Bo Sacks, President and Publisher of Precision Media, talked after lunch about the future of the publishing industry. His main argument focused on publishers' need to embrace new technologies as they emerge and that denial of their existence and importance would rapidly lead to our decline.
Bo's charismatic speech, which included many an amusing picture slide, aimed to encourage us that print was not dead, and that it was only the delivery of our content that has changed and will continue to change for years to come. He talked about the new technologies, such as e-readers, that are available to allow magazines to survive if editors utilize their function. This lightweight product, which holds thousands of pages of content, simulates the form and flexibility of paper and relies on low power - only used when turning a virtual page. Bo talked about the host of different companies now involved in producing e-readers, such as Fujitsu and Sony, which served to emphasise his point that we are not a dying industry, we are innovating and finding new ways to survive.
Bo stressed that magazines still have a lot to offer their readers, noting six key properties of a magazine which will continue to aid its survival:
Metered - division of written material into defined pages of content
Edited - the use of editors to fact-check and tweak content to avoid the publication of irrelevant and low-quality material.
Designed - that information and content is arranged and formatted by professionals to suit their audience.
Date-Stamped - giving readers the opportunity to relate content to context.
Permanent - other than a few minor edits, once the content is published it is permanent.
Periodical - relates to calendar rythms and is relevant at the time of print.
He expressed his belief that the internet had not killed newspapers, that their decline preceded its introduction, but that this new media most likely accelerated the speed of their regression.
Bo championed Twitter as a way of instantaneously communicating up-to-the-minute news to a specific audience. He noted the Chinese earthquake tweet as an example of the relevance of this form of communication. He explained that there was a new kind of attitude where people expect the news, if important enough, will find them. This passive approach to reading the news necessitates the use of sites like Twitter in order to reach a less active audience.
Bo's main theme was that quality of content is key. Magazines, he declared, are still hugely relevant and, if we adapt to the technological changes, we will continue to survive and thrive.

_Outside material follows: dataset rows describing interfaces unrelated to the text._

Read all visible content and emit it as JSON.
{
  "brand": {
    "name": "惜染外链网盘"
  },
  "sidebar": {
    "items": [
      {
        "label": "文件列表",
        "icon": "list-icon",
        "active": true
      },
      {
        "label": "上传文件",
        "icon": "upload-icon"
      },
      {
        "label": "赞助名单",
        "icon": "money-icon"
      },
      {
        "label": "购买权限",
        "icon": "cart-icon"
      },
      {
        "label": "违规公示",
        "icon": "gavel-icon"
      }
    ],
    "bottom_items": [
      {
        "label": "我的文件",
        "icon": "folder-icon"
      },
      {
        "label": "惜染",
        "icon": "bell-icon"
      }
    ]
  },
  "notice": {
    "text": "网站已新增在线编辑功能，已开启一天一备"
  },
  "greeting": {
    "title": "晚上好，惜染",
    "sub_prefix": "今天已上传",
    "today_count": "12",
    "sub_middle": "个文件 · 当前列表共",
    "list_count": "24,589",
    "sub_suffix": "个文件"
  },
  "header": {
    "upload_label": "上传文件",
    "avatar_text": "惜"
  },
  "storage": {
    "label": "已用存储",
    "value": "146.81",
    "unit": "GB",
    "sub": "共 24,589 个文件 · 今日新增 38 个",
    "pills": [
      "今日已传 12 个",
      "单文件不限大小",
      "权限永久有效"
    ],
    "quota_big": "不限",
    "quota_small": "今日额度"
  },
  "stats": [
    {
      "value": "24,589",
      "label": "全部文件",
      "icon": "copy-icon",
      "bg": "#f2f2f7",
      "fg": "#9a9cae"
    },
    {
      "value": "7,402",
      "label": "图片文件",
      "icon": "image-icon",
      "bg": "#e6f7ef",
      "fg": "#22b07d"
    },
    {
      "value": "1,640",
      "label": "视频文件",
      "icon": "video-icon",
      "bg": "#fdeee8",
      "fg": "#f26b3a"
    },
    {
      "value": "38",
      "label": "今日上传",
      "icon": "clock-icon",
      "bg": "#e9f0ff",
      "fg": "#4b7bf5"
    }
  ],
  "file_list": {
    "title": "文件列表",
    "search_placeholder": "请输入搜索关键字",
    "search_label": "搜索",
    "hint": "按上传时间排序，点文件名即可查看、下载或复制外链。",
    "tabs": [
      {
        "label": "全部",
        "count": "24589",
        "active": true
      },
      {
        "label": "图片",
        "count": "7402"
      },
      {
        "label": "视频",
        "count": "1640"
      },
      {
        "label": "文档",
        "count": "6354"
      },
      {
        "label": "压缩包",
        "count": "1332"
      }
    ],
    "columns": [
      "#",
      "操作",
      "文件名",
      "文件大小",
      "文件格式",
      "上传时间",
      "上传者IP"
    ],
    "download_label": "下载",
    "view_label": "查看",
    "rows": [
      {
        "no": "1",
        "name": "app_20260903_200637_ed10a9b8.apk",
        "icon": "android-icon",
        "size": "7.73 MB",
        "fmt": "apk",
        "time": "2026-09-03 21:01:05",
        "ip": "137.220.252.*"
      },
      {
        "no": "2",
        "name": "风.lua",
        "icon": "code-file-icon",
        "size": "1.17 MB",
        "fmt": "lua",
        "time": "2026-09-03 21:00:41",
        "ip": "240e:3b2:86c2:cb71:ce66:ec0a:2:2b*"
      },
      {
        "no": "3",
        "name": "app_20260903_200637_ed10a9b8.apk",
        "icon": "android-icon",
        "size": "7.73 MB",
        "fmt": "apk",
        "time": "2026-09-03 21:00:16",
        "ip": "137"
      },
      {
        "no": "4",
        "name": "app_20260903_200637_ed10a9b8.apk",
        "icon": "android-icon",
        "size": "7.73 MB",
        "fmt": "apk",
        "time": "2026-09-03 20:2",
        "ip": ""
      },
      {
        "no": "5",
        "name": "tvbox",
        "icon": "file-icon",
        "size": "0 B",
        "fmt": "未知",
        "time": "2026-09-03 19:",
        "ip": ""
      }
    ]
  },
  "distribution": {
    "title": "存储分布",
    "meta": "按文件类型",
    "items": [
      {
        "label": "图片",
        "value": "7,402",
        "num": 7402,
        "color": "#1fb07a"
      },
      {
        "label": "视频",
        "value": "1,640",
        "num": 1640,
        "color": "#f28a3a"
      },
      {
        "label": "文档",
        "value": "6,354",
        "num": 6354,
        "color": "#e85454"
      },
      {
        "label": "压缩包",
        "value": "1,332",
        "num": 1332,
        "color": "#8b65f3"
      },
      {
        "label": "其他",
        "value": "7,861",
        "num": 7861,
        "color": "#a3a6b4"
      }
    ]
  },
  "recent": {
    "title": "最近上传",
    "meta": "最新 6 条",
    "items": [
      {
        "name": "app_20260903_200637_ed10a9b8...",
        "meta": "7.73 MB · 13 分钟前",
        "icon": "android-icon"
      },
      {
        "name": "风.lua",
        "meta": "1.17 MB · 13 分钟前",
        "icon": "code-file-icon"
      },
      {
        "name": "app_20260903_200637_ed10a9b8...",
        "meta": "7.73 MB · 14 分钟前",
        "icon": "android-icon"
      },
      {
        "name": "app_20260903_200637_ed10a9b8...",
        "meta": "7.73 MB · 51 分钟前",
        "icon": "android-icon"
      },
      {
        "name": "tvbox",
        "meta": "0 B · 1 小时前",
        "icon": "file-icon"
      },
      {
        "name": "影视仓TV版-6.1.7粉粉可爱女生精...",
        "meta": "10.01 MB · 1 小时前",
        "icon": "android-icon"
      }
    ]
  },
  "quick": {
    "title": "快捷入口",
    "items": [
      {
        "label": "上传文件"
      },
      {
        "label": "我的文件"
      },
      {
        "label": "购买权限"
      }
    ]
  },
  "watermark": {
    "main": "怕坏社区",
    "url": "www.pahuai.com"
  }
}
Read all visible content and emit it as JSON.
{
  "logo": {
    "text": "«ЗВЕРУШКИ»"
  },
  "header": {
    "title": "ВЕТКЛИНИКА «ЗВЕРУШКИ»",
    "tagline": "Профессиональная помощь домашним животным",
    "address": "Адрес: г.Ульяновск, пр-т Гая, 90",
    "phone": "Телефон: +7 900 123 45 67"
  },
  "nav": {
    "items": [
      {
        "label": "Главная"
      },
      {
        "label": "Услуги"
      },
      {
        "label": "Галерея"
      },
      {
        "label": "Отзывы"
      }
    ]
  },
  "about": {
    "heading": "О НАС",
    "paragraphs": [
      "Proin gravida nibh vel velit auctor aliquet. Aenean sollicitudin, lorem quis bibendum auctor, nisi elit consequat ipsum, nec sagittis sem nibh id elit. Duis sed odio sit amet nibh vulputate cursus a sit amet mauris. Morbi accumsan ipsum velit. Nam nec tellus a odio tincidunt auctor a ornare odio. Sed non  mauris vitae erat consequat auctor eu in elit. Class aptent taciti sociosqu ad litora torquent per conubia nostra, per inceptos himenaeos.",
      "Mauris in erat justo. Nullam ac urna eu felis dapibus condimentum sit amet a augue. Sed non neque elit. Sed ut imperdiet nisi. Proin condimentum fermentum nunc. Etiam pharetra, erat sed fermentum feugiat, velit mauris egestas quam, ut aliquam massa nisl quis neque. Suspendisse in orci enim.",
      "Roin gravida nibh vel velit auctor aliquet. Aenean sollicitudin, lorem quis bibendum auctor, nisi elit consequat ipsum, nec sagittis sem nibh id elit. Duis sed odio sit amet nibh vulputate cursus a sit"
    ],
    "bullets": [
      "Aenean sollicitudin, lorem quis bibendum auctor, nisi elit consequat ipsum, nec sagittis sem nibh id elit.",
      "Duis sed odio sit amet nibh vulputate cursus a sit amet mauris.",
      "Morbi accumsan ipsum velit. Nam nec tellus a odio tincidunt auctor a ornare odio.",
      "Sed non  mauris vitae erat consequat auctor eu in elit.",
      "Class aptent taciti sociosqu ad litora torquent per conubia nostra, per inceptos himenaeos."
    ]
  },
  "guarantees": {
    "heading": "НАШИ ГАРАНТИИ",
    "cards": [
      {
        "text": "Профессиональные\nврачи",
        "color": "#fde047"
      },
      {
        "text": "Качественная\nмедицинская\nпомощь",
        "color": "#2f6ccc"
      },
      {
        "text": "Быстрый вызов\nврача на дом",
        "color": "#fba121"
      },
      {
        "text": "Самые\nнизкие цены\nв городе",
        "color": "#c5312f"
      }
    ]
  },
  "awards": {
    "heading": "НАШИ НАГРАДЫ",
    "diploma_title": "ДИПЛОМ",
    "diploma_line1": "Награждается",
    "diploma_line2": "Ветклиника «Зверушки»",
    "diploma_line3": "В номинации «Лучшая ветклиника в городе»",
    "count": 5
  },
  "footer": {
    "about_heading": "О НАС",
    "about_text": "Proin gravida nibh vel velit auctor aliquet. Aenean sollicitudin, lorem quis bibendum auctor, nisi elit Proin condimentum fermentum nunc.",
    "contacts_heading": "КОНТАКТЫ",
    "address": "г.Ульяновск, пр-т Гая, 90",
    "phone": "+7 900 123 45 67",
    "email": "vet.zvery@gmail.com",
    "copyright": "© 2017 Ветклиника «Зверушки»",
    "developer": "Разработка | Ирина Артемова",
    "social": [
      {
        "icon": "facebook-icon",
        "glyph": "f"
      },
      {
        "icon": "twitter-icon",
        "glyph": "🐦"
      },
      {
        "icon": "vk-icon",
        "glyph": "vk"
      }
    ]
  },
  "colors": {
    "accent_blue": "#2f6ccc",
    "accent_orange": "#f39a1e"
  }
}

"It is now more important to know how to search for a fact than to know a fact".
"The future is already here, it's just not widely distributed"
"It is difficult to get a man to understand something when his salary depends on his not understanding it"